» **TASK DIRECTIONS**: For the entries below, report every line that includes the word "JSON".

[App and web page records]
● ● ●

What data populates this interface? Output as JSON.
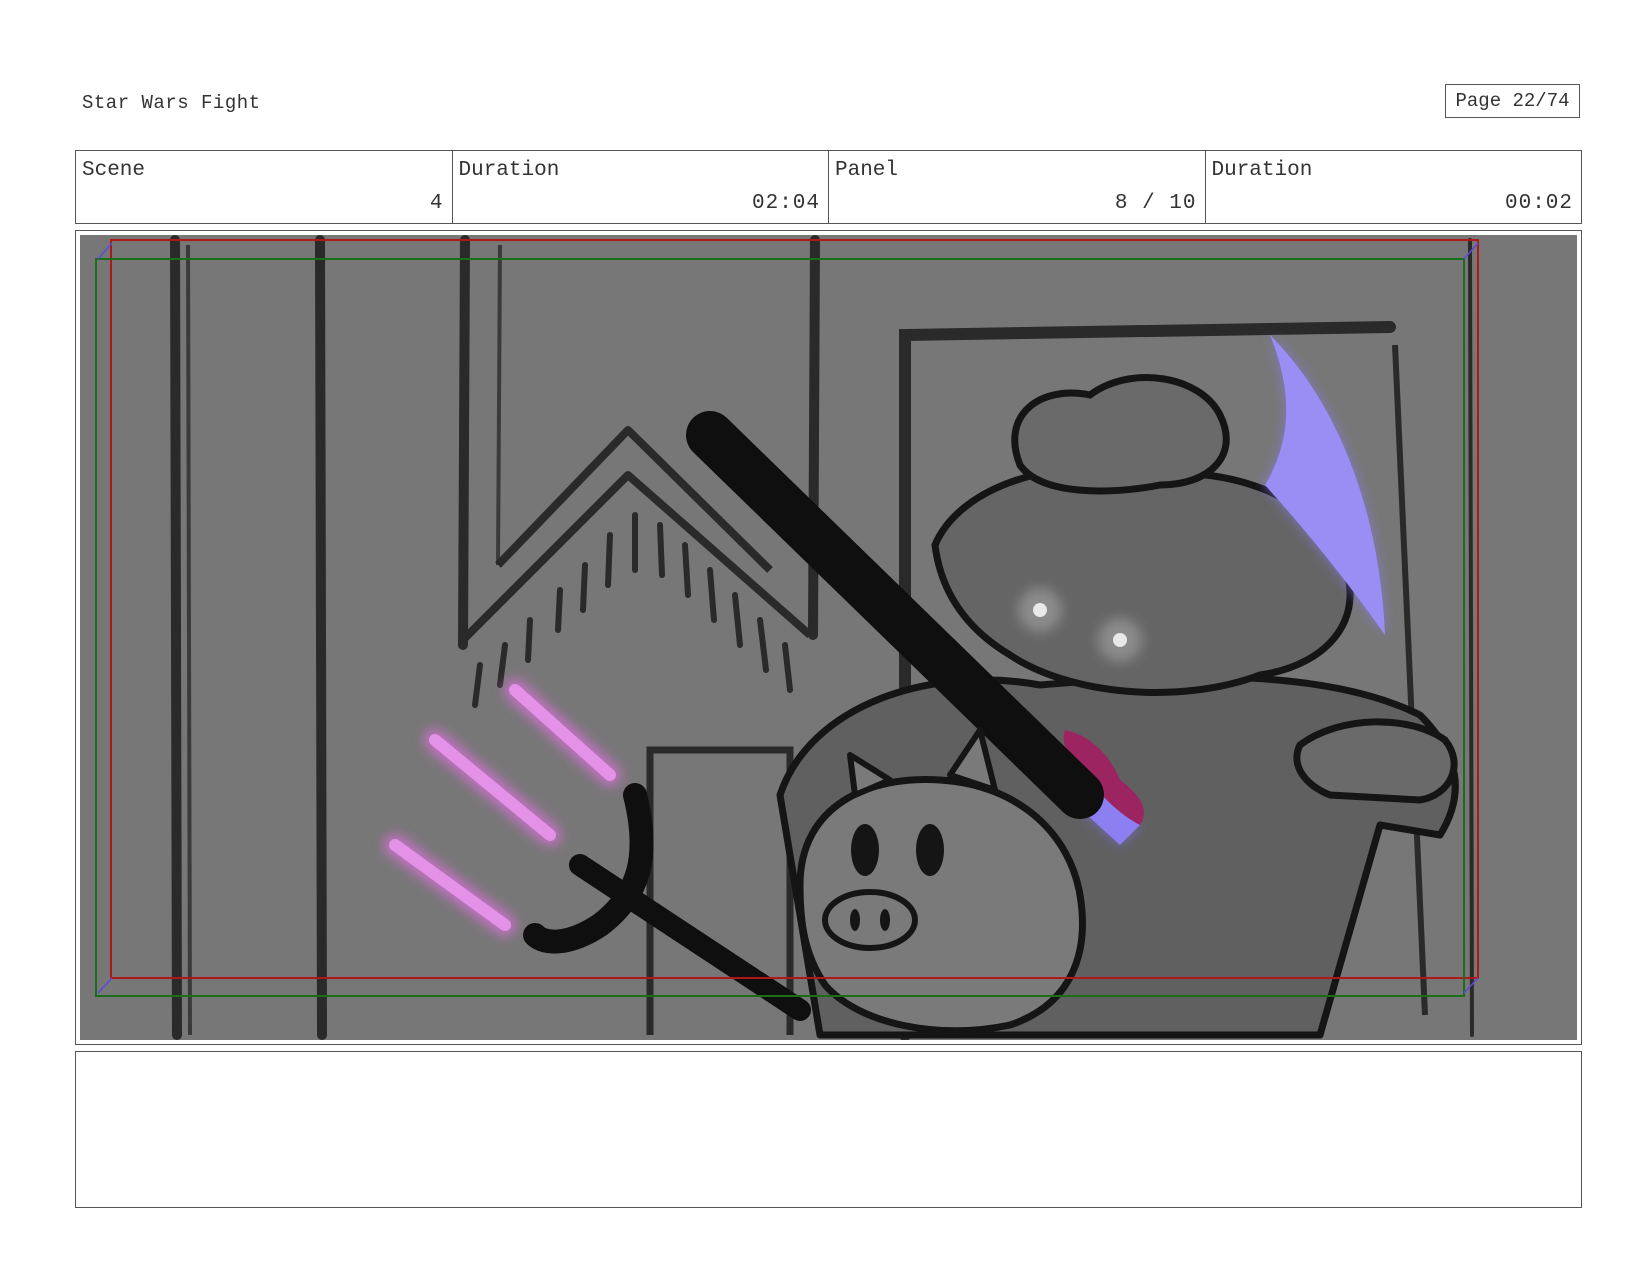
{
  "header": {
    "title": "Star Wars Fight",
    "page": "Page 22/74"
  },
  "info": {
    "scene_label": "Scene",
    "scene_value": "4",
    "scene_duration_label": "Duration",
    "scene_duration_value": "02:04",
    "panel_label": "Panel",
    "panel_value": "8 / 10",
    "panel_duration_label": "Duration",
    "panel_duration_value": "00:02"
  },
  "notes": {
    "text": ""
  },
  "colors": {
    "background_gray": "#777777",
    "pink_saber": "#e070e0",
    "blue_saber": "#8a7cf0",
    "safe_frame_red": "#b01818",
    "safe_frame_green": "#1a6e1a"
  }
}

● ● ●

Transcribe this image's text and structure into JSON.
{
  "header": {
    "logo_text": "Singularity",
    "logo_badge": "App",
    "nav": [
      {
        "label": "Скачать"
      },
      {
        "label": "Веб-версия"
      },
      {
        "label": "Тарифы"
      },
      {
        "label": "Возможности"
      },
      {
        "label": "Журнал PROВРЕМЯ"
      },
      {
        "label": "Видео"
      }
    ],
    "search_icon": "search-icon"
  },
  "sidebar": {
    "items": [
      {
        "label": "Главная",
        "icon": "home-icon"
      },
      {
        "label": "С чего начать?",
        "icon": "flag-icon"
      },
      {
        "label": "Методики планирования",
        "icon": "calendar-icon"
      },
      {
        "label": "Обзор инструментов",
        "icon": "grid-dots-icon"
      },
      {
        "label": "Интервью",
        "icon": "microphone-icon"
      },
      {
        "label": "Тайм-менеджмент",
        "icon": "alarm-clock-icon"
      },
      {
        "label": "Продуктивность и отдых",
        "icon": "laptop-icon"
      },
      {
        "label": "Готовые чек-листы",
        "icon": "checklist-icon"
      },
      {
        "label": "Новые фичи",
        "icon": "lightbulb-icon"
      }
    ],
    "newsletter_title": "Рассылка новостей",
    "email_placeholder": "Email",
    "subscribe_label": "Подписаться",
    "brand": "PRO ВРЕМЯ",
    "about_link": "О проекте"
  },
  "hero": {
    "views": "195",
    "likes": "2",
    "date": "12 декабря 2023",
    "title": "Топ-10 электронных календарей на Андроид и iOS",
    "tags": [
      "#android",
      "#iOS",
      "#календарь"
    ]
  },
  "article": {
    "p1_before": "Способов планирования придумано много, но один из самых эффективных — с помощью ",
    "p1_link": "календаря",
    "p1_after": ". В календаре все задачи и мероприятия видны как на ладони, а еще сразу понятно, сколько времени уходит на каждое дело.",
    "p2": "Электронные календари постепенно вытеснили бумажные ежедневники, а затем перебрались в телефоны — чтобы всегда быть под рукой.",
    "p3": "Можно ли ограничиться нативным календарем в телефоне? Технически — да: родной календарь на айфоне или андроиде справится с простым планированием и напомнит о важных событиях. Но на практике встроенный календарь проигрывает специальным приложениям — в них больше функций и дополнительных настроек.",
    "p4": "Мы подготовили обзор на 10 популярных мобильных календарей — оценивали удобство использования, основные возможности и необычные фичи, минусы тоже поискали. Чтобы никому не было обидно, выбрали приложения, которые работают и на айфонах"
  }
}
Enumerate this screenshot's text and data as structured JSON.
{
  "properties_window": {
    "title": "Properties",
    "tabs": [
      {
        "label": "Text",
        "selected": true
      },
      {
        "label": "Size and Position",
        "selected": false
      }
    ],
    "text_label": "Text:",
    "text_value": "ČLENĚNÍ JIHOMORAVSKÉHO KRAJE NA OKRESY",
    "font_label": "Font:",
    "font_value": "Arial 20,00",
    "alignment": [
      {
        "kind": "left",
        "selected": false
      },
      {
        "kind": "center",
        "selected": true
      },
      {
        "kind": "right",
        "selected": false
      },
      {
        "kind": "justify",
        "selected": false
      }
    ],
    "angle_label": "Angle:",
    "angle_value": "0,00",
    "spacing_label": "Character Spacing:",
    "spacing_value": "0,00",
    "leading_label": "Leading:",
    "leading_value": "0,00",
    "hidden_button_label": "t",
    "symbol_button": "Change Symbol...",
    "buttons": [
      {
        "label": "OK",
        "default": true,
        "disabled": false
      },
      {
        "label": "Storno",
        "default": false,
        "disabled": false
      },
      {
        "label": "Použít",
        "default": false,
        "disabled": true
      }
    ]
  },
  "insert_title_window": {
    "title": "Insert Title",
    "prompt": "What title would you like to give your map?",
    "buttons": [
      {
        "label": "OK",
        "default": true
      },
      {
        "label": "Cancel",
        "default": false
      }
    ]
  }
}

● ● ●

» **EXPECTED OUTPUT**:
What data populates this interface? Output as JSON.
Transcribe this image's text and structure into JSON.
Enumerate this screenshot's text and data as structured JSON.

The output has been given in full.